Many authors are highly critical of editors, with some of them saying that their editors do not take their voice into account and – as a result – have destroyed the entire story. As an editor myself, I’ve worked with many authors who argue with me over every choice of vocabulary as well as every single punctuation mark.

I think that the problem that many authors find – especially newbie authors – is that they find the entire process of editing to be quite authoritative, almost reminding them of their high school English teacher giving them a particular mark for their creative writing. (Wearing my author’s hat, I always thought that giving a mark for creative writing was quite ridiculous. My thoughts went along the lines that it was impossible to mark a piece of creative writing ‘right’ or ‘wrong’ in the same way that you would mark a maths test.)

But the editor does SO much more than just being the English teacher!

Yes, they will correct typos and grammatical errors, however, that’s not where the beauty of editing, for an author, lies.

An editor helps to develop the book and make it come alive

The process of writing a book requires a lot of time and revision. It’s not as easy as just spewing out words onto a blank Word document. Yes, this is the first step, but after the author has all their thoughts down, the next step is to go over what they’ve written and to evaluate a number of things critically. For example, the author will ask themselves:
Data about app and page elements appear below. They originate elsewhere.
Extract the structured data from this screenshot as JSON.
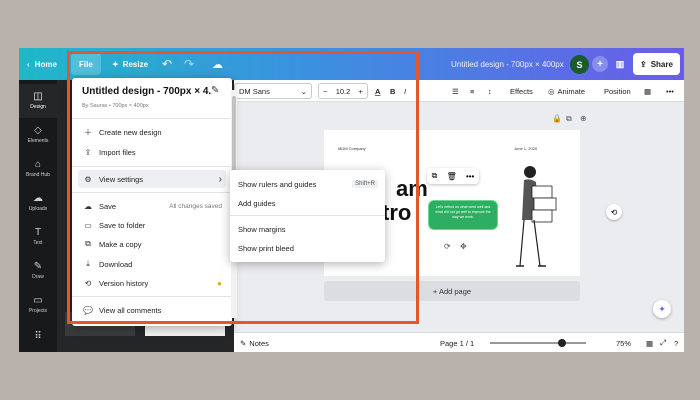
{
  "topbar": {
    "home": "Home",
    "file": "File",
    "resize": "Resize",
    "doc_title": "Untitled design - 700px × 400px",
    "avatar_initial": "S",
    "share": "Share"
  },
  "sidenav": {
    "items": [
      {
        "label": "Design",
        "icon": "layout-icon"
      },
      {
        "label": "Elements",
        "icon": "shapes-icon"
      },
      {
        "label": "Brand Hub",
        "icon": "brand-icon"
      },
      {
        "label": "Uploads",
        "icon": "upload-icon"
      },
      {
        "label": "Text",
        "icon": "text-icon"
      },
      {
        "label": "Draw",
        "icon": "pen-icon"
      },
      {
        "label": "Projects",
        "icon": "folder-icon"
      }
    ]
  },
  "toolbar": {
    "font": "DM Sans",
    "size": "10.2",
    "effects": "Effects",
    "animate": "Animate",
    "position": "Position"
  },
  "file_menu": {
    "title": "Untitled design - 700px × 4...",
    "subtitle": "By Saurav • 700px × 400px",
    "items": [
      {
        "label": "Create new design",
        "icon": "plus-icon"
      },
      {
        "label": "Import files",
        "icon": "upload-icon"
      },
      {
        "label": "View settings",
        "icon": "gear-icon"
      },
      {
        "label": "Save",
        "icon": "cloud-icon",
        "status": "All changes saved"
      },
      {
        "label": "Save to folder",
        "icon": "folder-icon"
      },
      {
        "label": "Make a copy",
        "icon": "copy-icon"
      },
      {
        "label": "Download",
        "icon": "download-icon"
      },
      {
        "label": "Version history",
        "icon": "history-icon"
      },
      {
        "label": "View all comments",
        "icon": "comment-icon"
      }
    ]
  },
  "view_submenu": {
    "items": [
      {
        "label": "Show rulers and guides",
        "shortcut": "Shift+R"
      },
      {
        "label": "Add guides"
      },
      {
        "label": "Show margins"
      },
      {
        "label": "Show print bleed"
      }
    ]
  },
  "page": {
    "company": "MDM Company",
    "date": "June 1, 2020",
    "big_text_1": "am",
    "big_text_2": "tro",
    "bubble_text": "Let's reflect on what went well and what did not go well to improve the way we work."
  },
  "canvas": {
    "add_page": "+ Add page"
  },
  "footer": {
    "notes": "Notes",
    "page": "Page 1 / 1",
    "zoom": "75%",
    "zoom_level": 0.75
  },
  "colors": {
    "highlight": "#e4562d",
    "bubble": "#2eae63",
    "avatar": "#1b5c2e"
  }
}
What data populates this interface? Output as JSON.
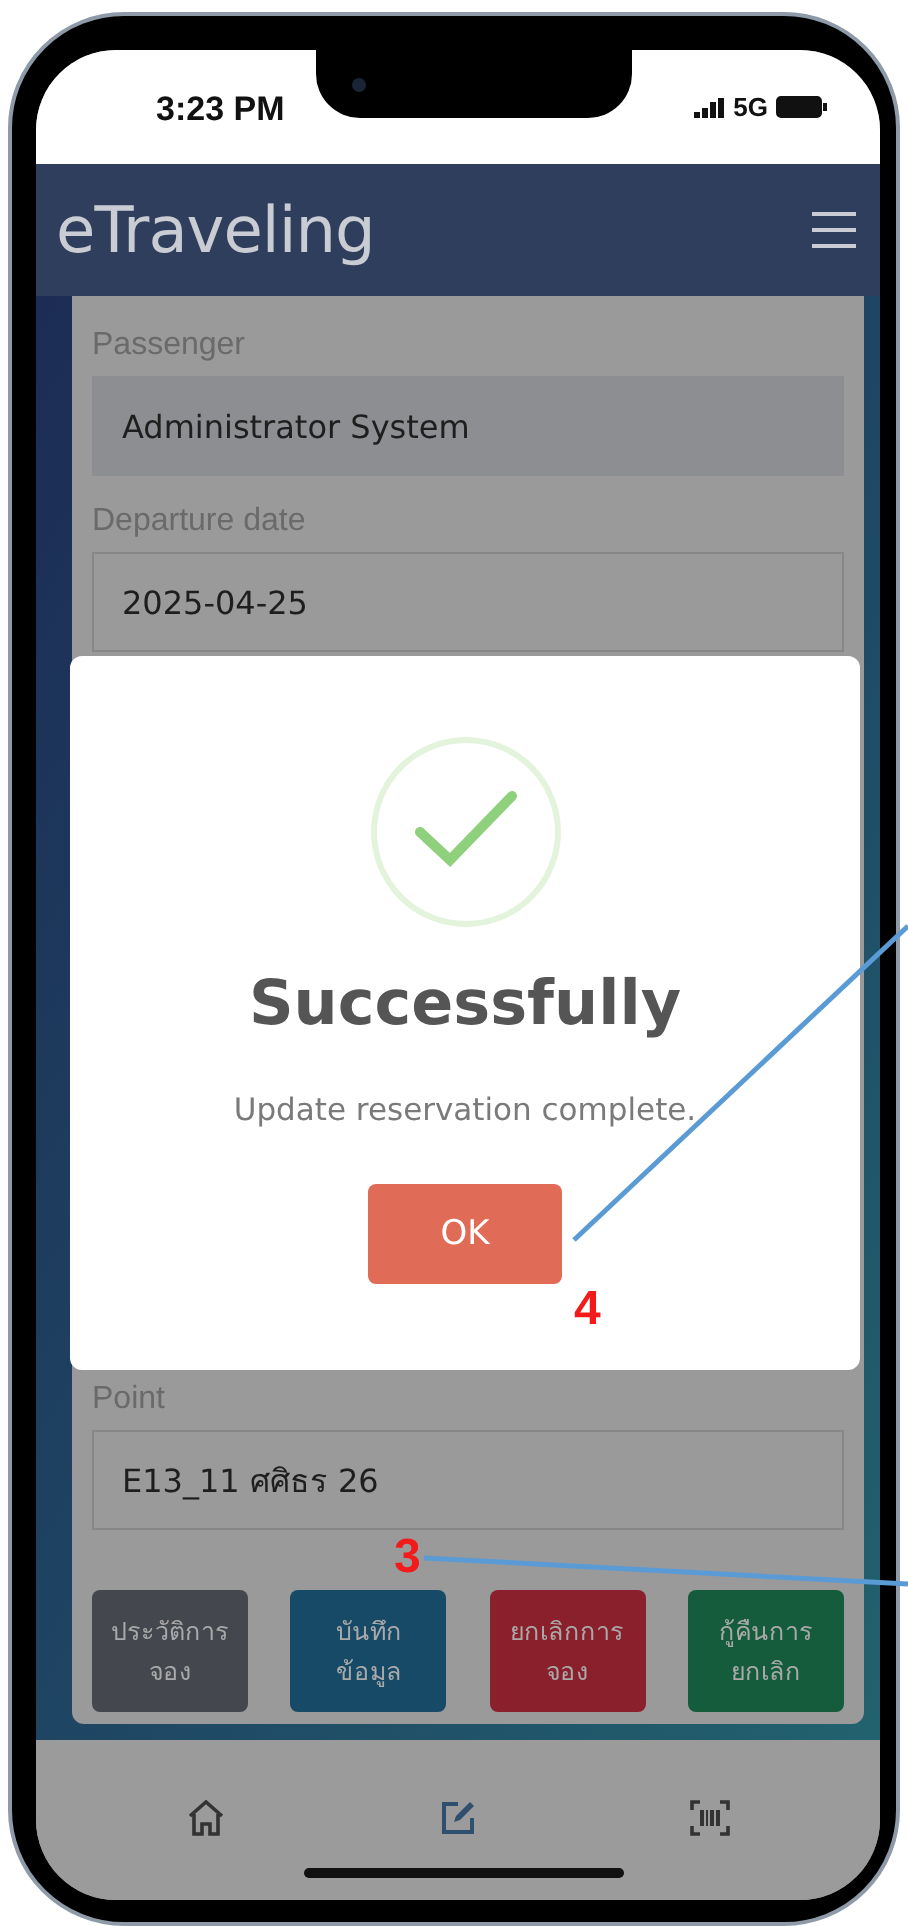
{
  "status_bar": {
    "time": "3:23 PM",
    "network": "5G"
  },
  "header": {
    "title": "eTraveling"
  },
  "form": {
    "fields": [
      {
        "label": "Passenger",
        "value": "Administrator  System",
        "kind": "readonly"
      },
      {
        "label": "Departure date",
        "value": "2025-04-25",
        "kind": "input"
      },
      {
        "label": "Point",
        "value": "E13_11 ศศิธร 26",
        "kind": "input"
      }
    ]
  },
  "actions": [
    {
      "lines": [
        "ประวัติการ",
        "จอง"
      ],
      "color": "#44484e"
    },
    {
      "lines": [
        "บันทึก",
        "ข้อมูล"
      ],
      "color": "#164a66"
    },
    {
      "lines": [
        "ยกเลิกการ",
        "จอง"
      ],
      "color": "#8a202b"
    },
    {
      "lines": [
        "กู้คืนการ",
        "ยกเลิก"
      ],
      "color": "#155c3c"
    }
  ],
  "dialog": {
    "title": "Successfully",
    "message": "Update reservation complete.",
    "button": "OK"
  },
  "annotations": [
    {
      "label": "3"
    },
    {
      "label": "4"
    }
  ]
}
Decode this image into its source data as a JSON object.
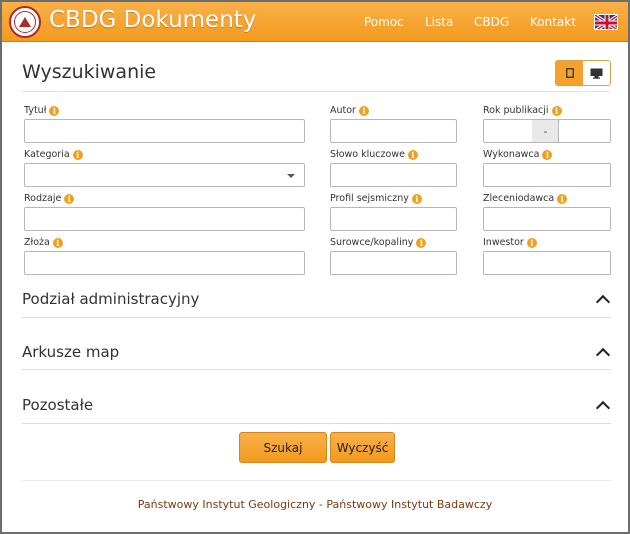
{
  "header": {
    "app_title": "CBDG Dokumenty",
    "nav": [
      "Pomoc",
      "Lista",
      "CBDG",
      "Kontakt"
    ],
    "language_icon": "uk-flag-icon"
  },
  "search": {
    "title": "Wyszukiwanie",
    "fields": {
      "tytul": "Tytuł",
      "autor": "Autor",
      "rok": "Rok publikacji",
      "rok_separator": "-",
      "kategoria": "Kategoria",
      "slowo": "Słowo kluczowe",
      "wykonawca": "Wykonawca",
      "rodzaje": "Rodzaje",
      "profil": "Profil sejsmiczny",
      "zleceniodawca": "Zleceniodawca",
      "zloza": "Złoża",
      "surowce": "Surowce/kopaliny",
      "inwestor": "Inwestor"
    },
    "info_glyph": "i"
  },
  "sections": [
    "Podział administracyjny",
    "Arkusze map",
    "Pozostałe"
  ],
  "buttons": {
    "search": "Szukaj",
    "clear": "Wyczyść"
  },
  "footer": "Państwowy Instytut Geologiczny - Państwowy Instytut Badawczy",
  "colors": {
    "accent": "#f39a1e",
    "footer_text": "#7a3a10"
  }
}
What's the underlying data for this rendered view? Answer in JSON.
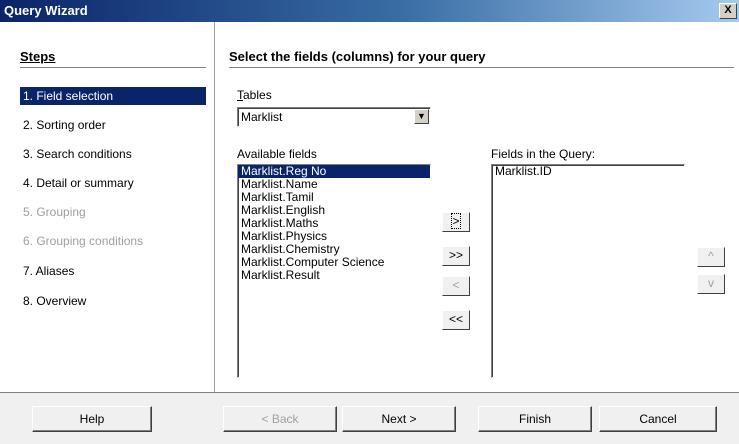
{
  "window": {
    "title": "Query Wizard",
    "close_label": "X"
  },
  "steps": {
    "heading": "Steps",
    "items": [
      {
        "label": "1.  Field selection",
        "state": "active"
      },
      {
        "label": "2.  Sorting order",
        "state": "normal"
      },
      {
        "label": "3.  Search conditions",
        "state": "normal"
      },
      {
        "label": "4.  Detail or summary",
        "state": "normal"
      },
      {
        "label": "5.  Grouping",
        "state": "disabled"
      },
      {
        "label": "6.  Grouping conditions",
        "state": "disabled"
      },
      {
        "label": "7.  Aliases",
        "state": "normal"
      },
      {
        "label": "8.  Overview",
        "state": "normal"
      }
    ]
  },
  "main": {
    "heading": "Select the fields (columns) for your query",
    "tables_label": "Tables",
    "tables_value": "Marklist",
    "available_label": "Available fields",
    "available_fields": [
      "Marklist.Reg No",
      "Marklist.Name",
      "Marklist.Tamil",
      "Marklist.English",
      "Marklist.Maths",
      "Marklist.Physics",
      "Marklist.Chemistry",
      "Marklist.Computer Science",
      "Marklist.Result"
    ],
    "selected_available_index": 0,
    "query_label": "Fields in the Query:",
    "query_fields": [
      "Marklist.ID"
    ],
    "move_buttons": [
      ">",
      ">>",
      "<",
      "<<"
    ],
    "order_buttons": [
      "^",
      "v"
    ]
  },
  "footer": {
    "help": "Help",
    "back": "< Back",
    "next": "Next >",
    "finish": "Finish",
    "cancel": "Cancel"
  }
}
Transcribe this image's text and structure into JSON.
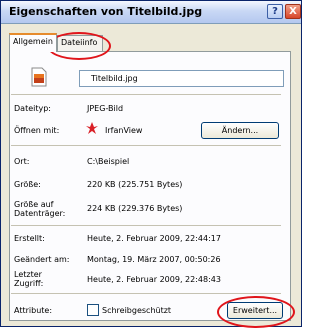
{
  "window": {
    "title": "Eigenschaften von Titelbild.jpg",
    "help_label": "?",
    "close_label": "X"
  },
  "tabs": [
    {
      "label": "Allgemein"
    },
    {
      "label": "Dateiinfo"
    }
  ],
  "general": {
    "filename": "Titelbild.jpg",
    "file_type_label": "Dateityp:",
    "file_type_value": "JPEG-Bild",
    "opens_with_label": "Öffnen mit:",
    "opens_with_value": "IrfanView",
    "change_button": "Ändern...",
    "location_label": "Ort:",
    "location_value": "C:\\Beispiel",
    "size_label": "Größe:",
    "size_value": "220 KB (225.751 Bytes)",
    "size_on_disk_label_line1": "Größe auf",
    "size_on_disk_label_line2": "Datenträger:",
    "size_on_disk_value": "224 KB (229.376 Bytes)",
    "created_label": "Erstellt:",
    "created_value": "Heute, 2. Februar 2009, 22:44:17",
    "modified_label": "Geändert am:",
    "modified_value": "Montag, 19. März 2007, 00:50:26",
    "accessed_label_line1": "Letzter",
    "accessed_label_line2": "Zugriff:",
    "accessed_value": "Heute, 2. Februar 2009, 22:48:43",
    "attributes_label": "Attribute:",
    "readonly_label": "Schreibgeschützt",
    "advanced_button": "Erweitert..."
  },
  "colors": {
    "highlight_ring": "#e0151b",
    "titlebar": "#c9d8f5"
  }
}
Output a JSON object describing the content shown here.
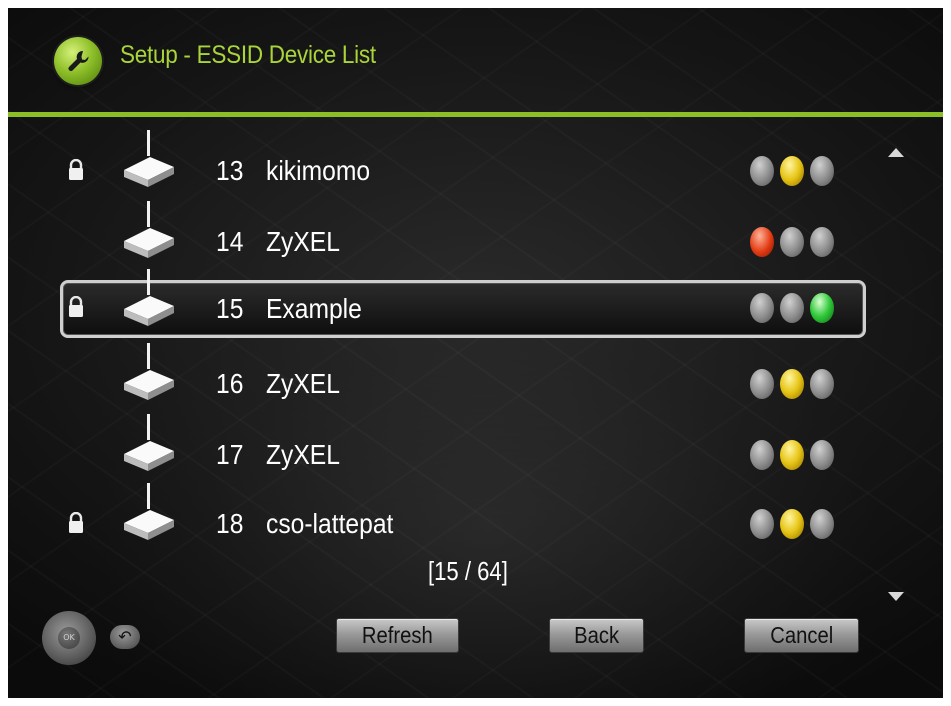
{
  "header": {
    "title": "Setup - ESSID Device List",
    "icon": "wrench-icon",
    "accent": "#8cbf26"
  },
  "devices": [
    {
      "number": "13",
      "name": "kikimomo",
      "locked": true,
      "signal": [
        "gray",
        "yellow",
        "gray"
      ]
    },
    {
      "number": "14",
      "name": "ZyXEL",
      "locked": false,
      "signal": [
        "red",
        "gray",
        "gray"
      ]
    },
    {
      "number": "15",
      "name": "Example",
      "locked": true,
      "signal": [
        "gray",
        "gray",
        "green"
      ],
      "selected": true
    },
    {
      "number": "16",
      "name": "ZyXEL",
      "locked": false,
      "signal": [
        "gray",
        "yellow",
        "gray"
      ]
    },
    {
      "number": "17",
      "name": "ZyXEL",
      "locked": false,
      "signal": [
        "gray",
        "yellow",
        "gray"
      ]
    },
    {
      "number": "18",
      "name": "cso-lattepat",
      "locked": true,
      "signal": [
        "gray",
        "yellow",
        "gray"
      ]
    }
  ],
  "pagination": {
    "indicator": "[15 / 64]"
  },
  "buttons": {
    "refresh": "Refresh",
    "back": "Back",
    "cancel": "Cancel"
  },
  "hints": {
    "dpad_label": "OK",
    "dpad_icon": "remote-dpad-icon",
    "back_icon": "return-arrow-icon"
  }
}
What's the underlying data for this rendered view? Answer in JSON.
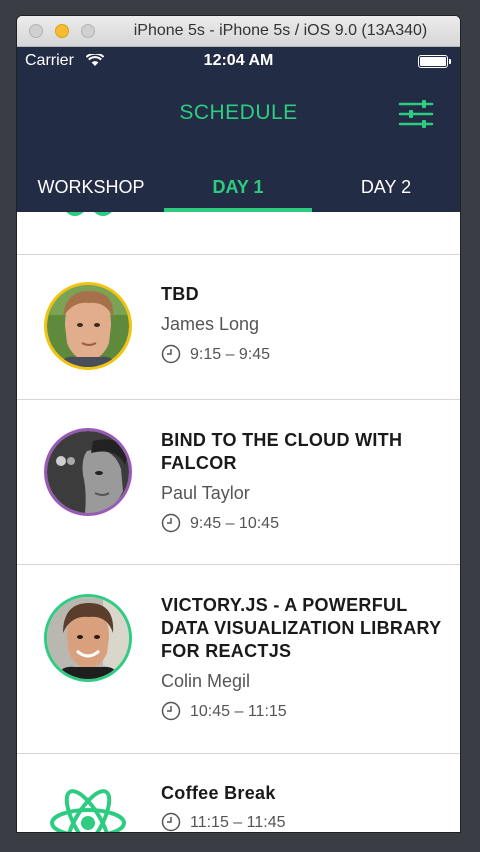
{
  "window": {
    "title": "iPhone 5s - iPhone 5s / iOS 9.0 (13A340)"
  },
  "status_bar": {
    "carrier": "Carrier",
    "time": "12:04 AM"
  },
  "header": {
    "title": "SCHEDULE",
    "tabs": [
      {
        "label": "WORKSHOP"
      },
      {
        "label": "DAY 1"
      },
      {
        "label": "DAY 2"
      }
    ],
    "active_tab": "DAY 1"
  },
  "sessions": [
    {
      "title": "TBD",
      "speaker": "James Long",
      "time": "9:15 – 9:45",
      "ring_color": "#f1c40f"
    },
    {
      "title": "BIND TO THE CLOUD WITH FALCOR",
      "speaker": "Paul Taylor",
      "time": "9:45 – 10:45",
      "ring_color": "#9b59b6"
    },
    {
      "title": "VICTORY.JS - A POWERFUL DATA VISUALIZATION LIBRARY FOR REACTJS",
      "speaker": "Colin Megil",
      "time": "10:45 – 11:15",
      "ring_color": "#2ecc80"
    },
    {
      "title": "Coffee Break",
      "time": "11:15 – 11:45",
      "icon": "react-atom-icon"
    }
  ],
  "colors": {
    "accent": "#2ecc80",
    "navy": "#232c45"
  }
}
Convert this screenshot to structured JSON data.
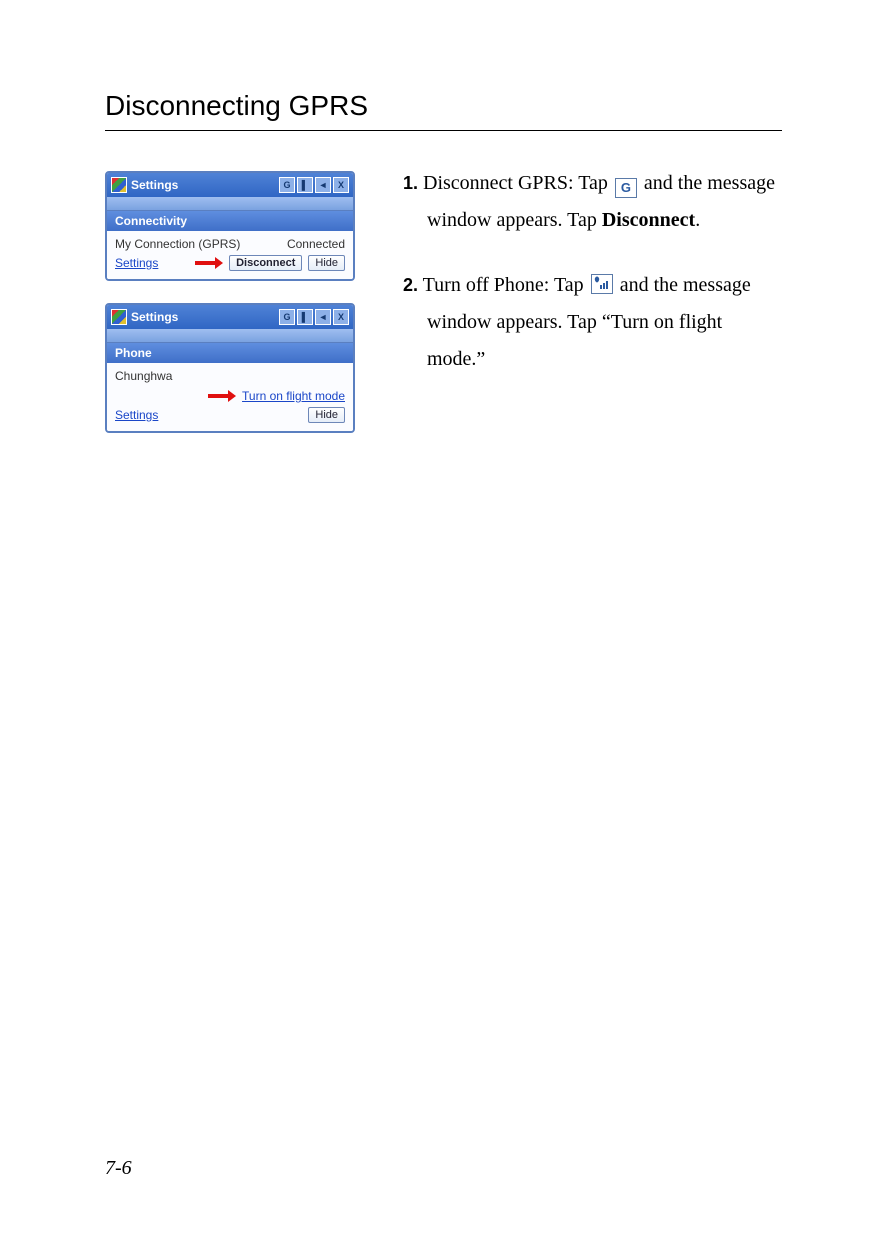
{
  "heading": "Disconnecting GPRS",
  "page_number": "7-6",
  "steps": [
    {
      "num": "1.",
      "pre": " Disconnect GPRS: Tap ",
      "icon_label": "G",
      "mid": " and the message window appears. Tap ",
      "bold": "Disconnect",
      "post": "."
    },
    {
      "num": "2.",
      "pre": " Turn off Phone: Tap ",
      "icon_label": "signal",
      "mid": " and the message window appears. Tap ",
      "quoted": "“Turn on flight mode.”",
      "post": ""
    }
  ],
  "panel1": {
    "title": "Settings",
    "tray": [
      "G",
      "▌",
      "◄",
      "X"
    ],
    "section": "Connectivity",
    "conn_name": "My Connection (GPRS)",
    "conn_status": "Connected",
    "settings_link": "Settings",
    "btn_disconnect": "Disconnect",
    "btn_hide": "Hide"
  },
  "panel2": {
    "title": "Settings",
    "tray": [
      "G",
      "▌",
      "◄",
      "X"
    ],
    "section": "Phone",
    "carrier": "Chunghwa",
    "flight_link": "Turn on flight mode",
    "settings_link": "Settings",
    "btn_hide": "Hide"
  }
}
  • Does the chapter flow logically?
  • Are my characters well developed?
  • Are my plot lines believable?

They will go over what they’ve written again and again until their brains become so used to what is in the manuscript that the author no longer sees any mistakes. In a way, you become so tired of rewriting the manuscript that your brain is no longer recognizing any mistakes so that you don’t have to read it again!

The editor steps in at this point and takes the manuscript from you and reads it with fresh eyes that have not become used to what you’ve written. They can approach your work from a different perspective and make new suggestions (some of them which you may quite like!) to develop your book.

But remember one thing.

The editor is there only to make suggestions for your book. You are perfectly entitled not to go along with what they’ve put forward – it’s your book. You’re allowed to make it how you want it to be. As the author, you’re in the driving seat. The editor is the navigator and is there only to give you suggestions about where to go.

About Lia Marus

Lia Marus is an editor, writer, and proofreader. She has over 10 years of experience in the publishing, communications, and digital marketing fields and comes highly recommended by all of her clients.

Blogpost by Lia Marus: www.liamarus.com